### Website and app data records
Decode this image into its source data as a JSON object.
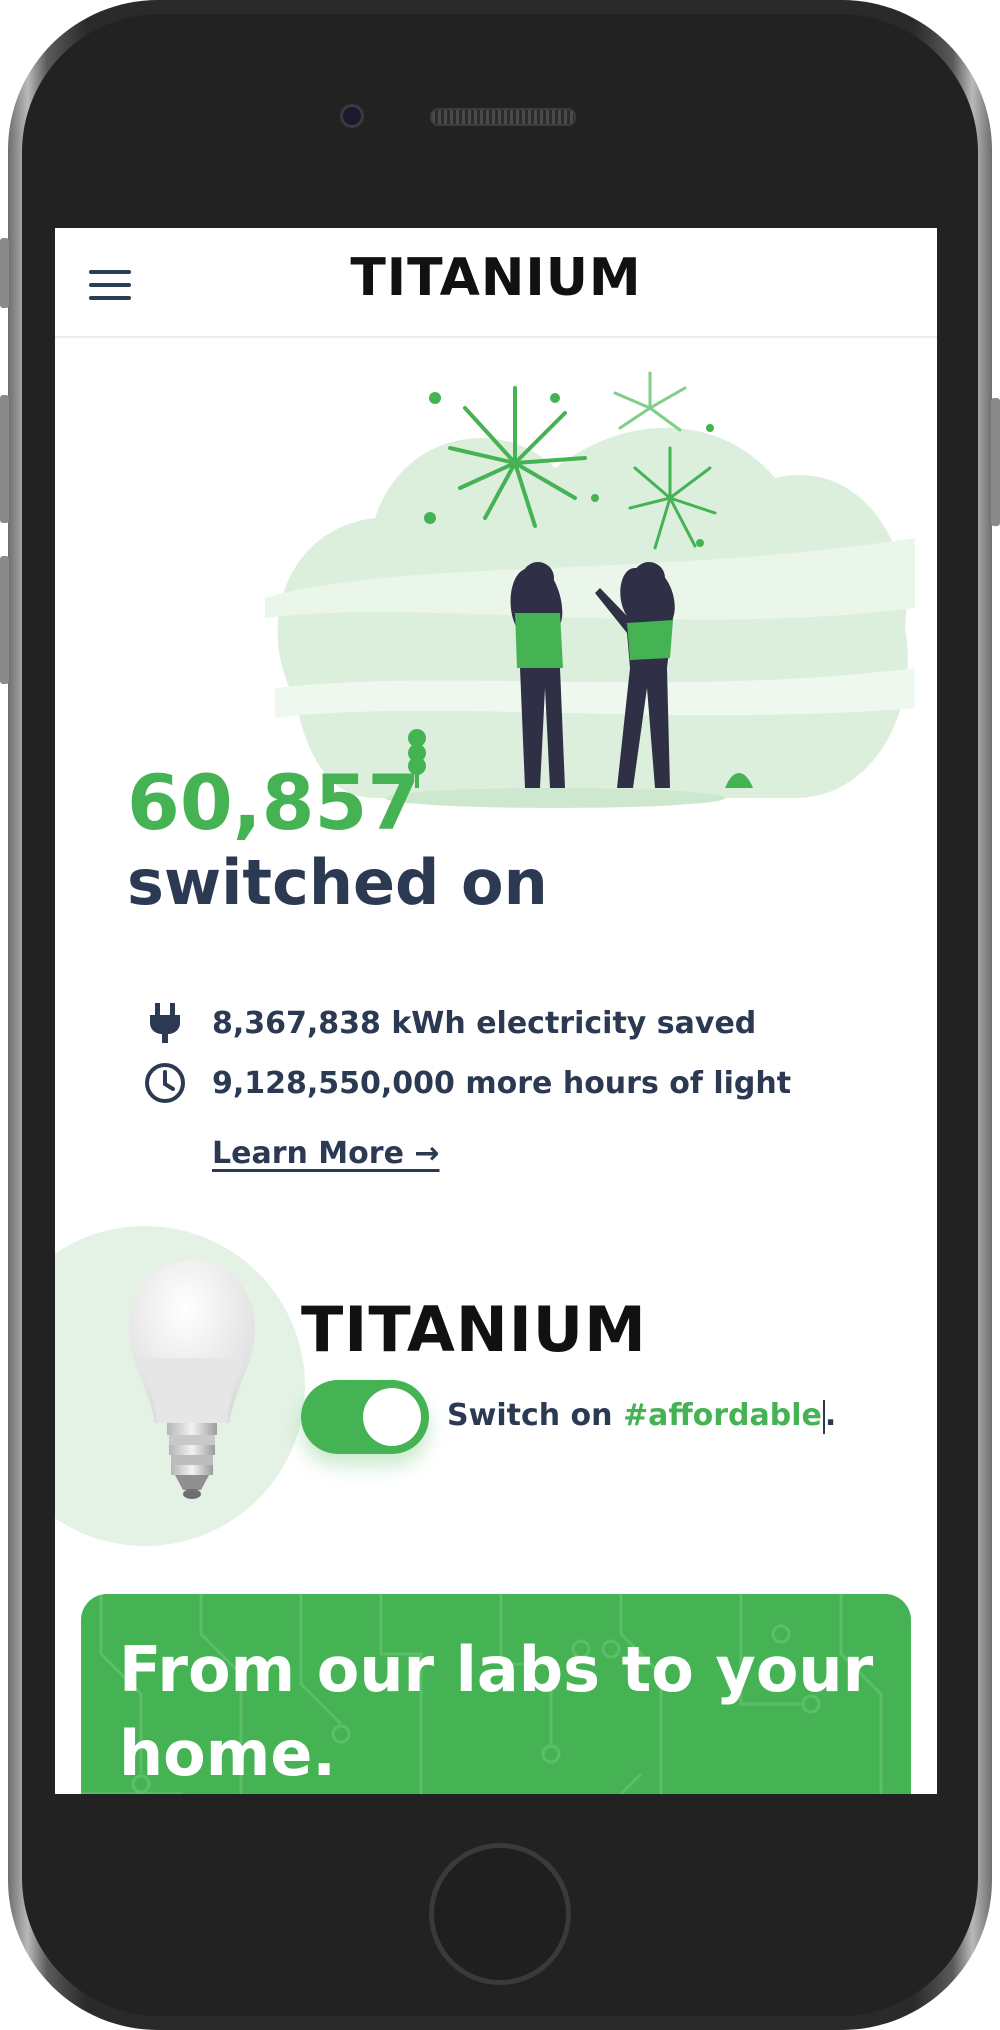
{
  "header": {
    "logo": "TITANIUM",
    "menu_icon": "hamburger-menu-icon"
  },
  "hero": {
    "count": "60,857",
    "subtitle": "switched on",
    "illustration": "fireworks-celebration-illustration"
  },
  "stats": [
    {
      "icon": "plug-icon",
      "text": "8,367,838 kWh electricity saved"
    },
    {
      "icon": "clock-icon",
      "text": "9,128,550,000 more hours of light"
    }
  ],
  "learn_more": "Learn More →",
  "product": {
    "brand": "TITANIUM",
    "switch_prefix": "Switch on ",
    "switch_hashtag": "#affordable",
    "switch_suffix": ".",
    "toggle_on": true
  },
  "lab_banner": {
    "heading": "From our labs to your home."
  },
  "colors": {
    "accent": "#45b354",
    "text_dark": "#2b3a52",
    "light_green": "#e3f2e4"
  }
}
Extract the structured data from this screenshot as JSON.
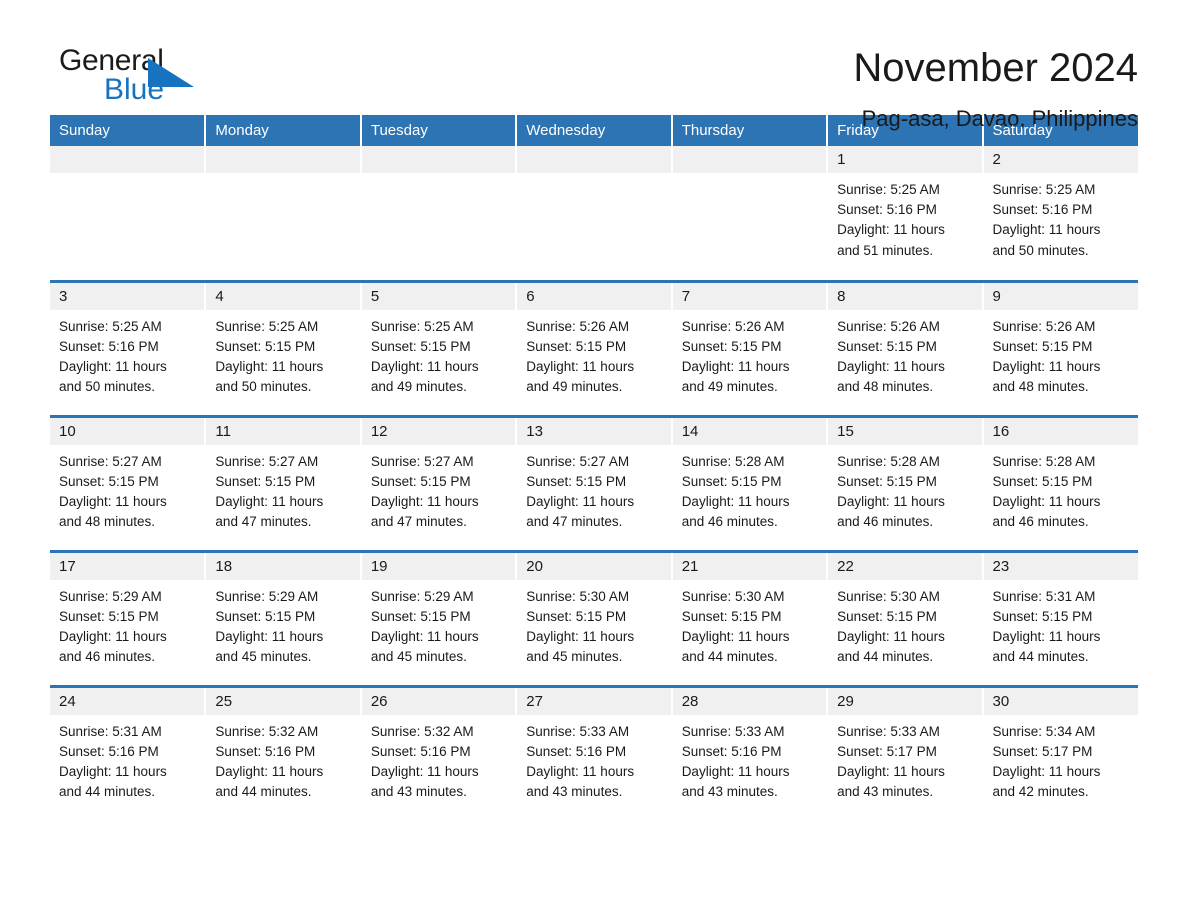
{
  "logo": {
    "word1": "General",
    "word2": "Blue",
    "triangle_color": "#1773c0",
    "text_color": "#1b1b1b"
  },
  "header": {
    "title": "November 2024",
    "subtitle": "Pag-asa, Davao, Philippines"
  },
  "theme": {
    "header_blue": "#2c74b3",
    "daynum_band": "#f0f0f0",
    "row_divider": "#2c74b3"
  },
  "weekday_headers": [
    "Sunday",
    "Monday",
    "Tuesday",
    "Wednesday",
    "Thursday",
    "Friday",
    "Saturday"
  ],
  "weeks": [
    [
      {
        "day": "",
        "lines": []
      },
      {
        "day": "",
        "lines": []
      },
      {
        "day": "",
        "lines": []
      },
      {
        "day": "",
        "lines": []
      },
      {
        "day": "",
        "lines": []
      },
      {
        "day": "1",
        "lines": [
          "Sunrise: 5:25 AM",
          "Sunset: 5:16 PM",
          "Daylight: 11 hours",
          "and 51 minutes."
        ]
      },
      {
        "day": "2",
        "lines": [
          "Sunrise: 5:25 AM",
          "Sunset: 5:16 PM",
          "Daylight: 11 hours",
          "and 50 minutes."
        ]
      }
    ],
    [
      {
        "day": "3",
        "lines": [
          "Sunrise: 5:25 AM",
          "Sunset: 5:16 PM",
          "Daylight: 11 hours",
          "and 50 minutes."
        ]
      },
      {
        "day": "4",
        "lines": [
          "Sunrise: 5:25 AM",
          "Sunset: 5:15 PM",
          "Daylight: 11 hours",
          "and 50 minutes."
        ]
      },
      {
        "day": "5",
        "lines": [
          "Sunrise: 5:25 AM",
          "Sunset: 5:15 PM",
          "Daylight: 11 hours",
          "and 49 minutes."
        ]
      },
      {
        "day": "6",
        "lines": [
          "Sunrise: 5:26 AM",
          "Sunset: 5:15 PM",
          "Daylight: 11 hours",
          "and 49 minutes."
        ]
      },
      {
        "day": "7",
        "lines": [
          "Sunrise: 5:26 AM",
          "Sunset: 5:15 PM",
          "Daylight: 11 hours",
          "and 49 minutes."
        ]
      },
      {
        "day": "8",
        "lines": [
          "Sunrise: 5:26 AM",
          "Sunset: 5:15 PM",
          "Daylight: 11 hours",
          "and 48 minutes."
        ]
      },
      {
        "day": "9",
        "lines": [
          "Sunrise: 5:26 AM",
          "Sunset: 5:15 PM",
          "Daylight: 11 hours",
          "and 48 minutes."
        ]
      }
    ],
    [
      {
        "day": "10",
        "lines": [
          "Sunrise: 5:27 AM",
          "Sunset: 5:15 PM",
          "Daylight: 11 hours",
          "and 48 minutes."
        ]
      },
      {
        "day": "11",
        "lines": [
          "Sunrise: 5:27 AM",
          "Sunset: 5:15 PM",
          "Daylight: 11 hours",
          "and 47 minutes."
        ]
      },
      {
        "day": "12",
        "lines": [
          "Sunrise: 5:27 AM",
          "Sunset: 5:15 PM",
          "Daylight: 11 hours",
          "and 47 minutes."
        ]
      },
      {
        "day": "13",
        "lines": [
          "Sunrise: 5:27 AM",
          "Sunset: 5:15 PM",
          "Daylight: 11 hours",
          "and 47 minutes."
        ]
      },
      {
        "day": "14",
        "lines": [
          "Sunrise: 5:28 AM",
          "Sunset: 5:15 PM",
          "Daylight: 11 hours",
          "and 46 minutes."
        ]
      },
      {
        "day": "15",
        "lines": [
          "Sunrise: 5:28 AM",
          "Sunset: 5:15 PM",
          "Daylight: 11 hours",
          "and 46 minutes."
        ]
      },
      {
        "day": "16",
        "lines": [
          "Sunrise: 5:28 AM",
          "Sunset: 5:15 PM",
          "Daylight: 11 hours",
          "and 46 minutes."
        ]
      }
    ],
    [
      {
        "day": "17",
        "lines": [
          "Sunrise: 5:29 AM",
          "Sunset: 5:15 PM",
          "Daylight: 11 hours",
          "and 46 minutes."
        ]
      },
      {
        "day": "18",
        "lines": [
          "Sunrise: 5:29 AM",
          "Sunset: 5:15 PM",
          "Daylight: 11 hours",
          "and 45 minutes."
        ]
      },
      {
        "day": "19",
        "lines": [
          "Sunrise: 5:29 AM",
          "Sunset: 5:15 PM",
          "Daylight: 11 hours",
          "and 45 minutes."
        ]
      },
      {
        "day": "20",
        "lines": [
          "Sunrise: 5:30 AM",
          "Sunset: 5:15 PM",
          "Daylight: 11 hours",
          "and 45 minutes."
        ]
      },
      {
        "day": "21",
        "lines": [
          "Sunrise: 5:30 AM",
          "Sunset: 5:15 PM",
          "Daylight: 11 hours",
          "and 44 minutes."
        ]
      },
      {
        "day": "22",
        "lines": [
          "Sunrise: 5:30 AM",
          "Sunset: 5:15 PM",
          "Daylight: 11 hours",
          "and 44 minutes."
        ]
      },
      {
        "day": "23",
        "lines": [
          "Sunrise: 5:31 AM",
          "Sunset: 5:15 PM",
          "Daylight: 11 hours",
          "and 44 minutes."
        ]
      }
    ],
    [
      {
        "day": "24",
        "lines": [
          "Sunrise: 5:31 AM",
          "Sunset: 5:16 PM",
          "Daylight: 11 hours",
          "and 44 minutes."
        ]
      },
      {
        "day": "25",
        "lines": [
          "Sunrise: 5:32 AM",
          "Sunset: 5:16 PM",
          "Daylight: 11 hours",
          "and 44 minutes."
        ]
      },
      {
        "day": "26",
        "lines": [
          "Sunrise: 5:32 AM",
          "Sunset: 5:16 PM",
          "Daylight: 11 hours",
          "and 43 minutes."
        ]
      },
      {
        "day": "27",
        "lines": [
          "Sunrise: 5:33 AM",
          "Sunset: 5:16 PM",
          "Daylight: 11 hours",
          "and 43 minutes."
        ]
      },
      {
        "day": "28",
        "lines": [
          "Sunrise: 5:33 AM",
          "Sunset: 5:16 PM",
          "Daylight: 11 hours",
          "and 43 minutes."
        ]
      },
      {
        "day": "29",
        "lines": [
          "Sunrise: 5:33 AM",
          "Sunset: 5:17 PM",
          "Daylight: 11 hours",
          "and 43 minutes."
        ]
      },
      {
        "day": "30",
        "lines": [
          "Sunrise: 5:34 AM",
          "Sunset: 5:17 PM",
          "Daylight: 11 hours",
          "and 42 minutes."
        ]
      }
    ]
  ]
}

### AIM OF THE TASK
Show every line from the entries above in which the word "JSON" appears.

### WORKED SOLUTION
Decode this image into its source data as a JSON object.
Extract the structured data from this screenshot as JSON.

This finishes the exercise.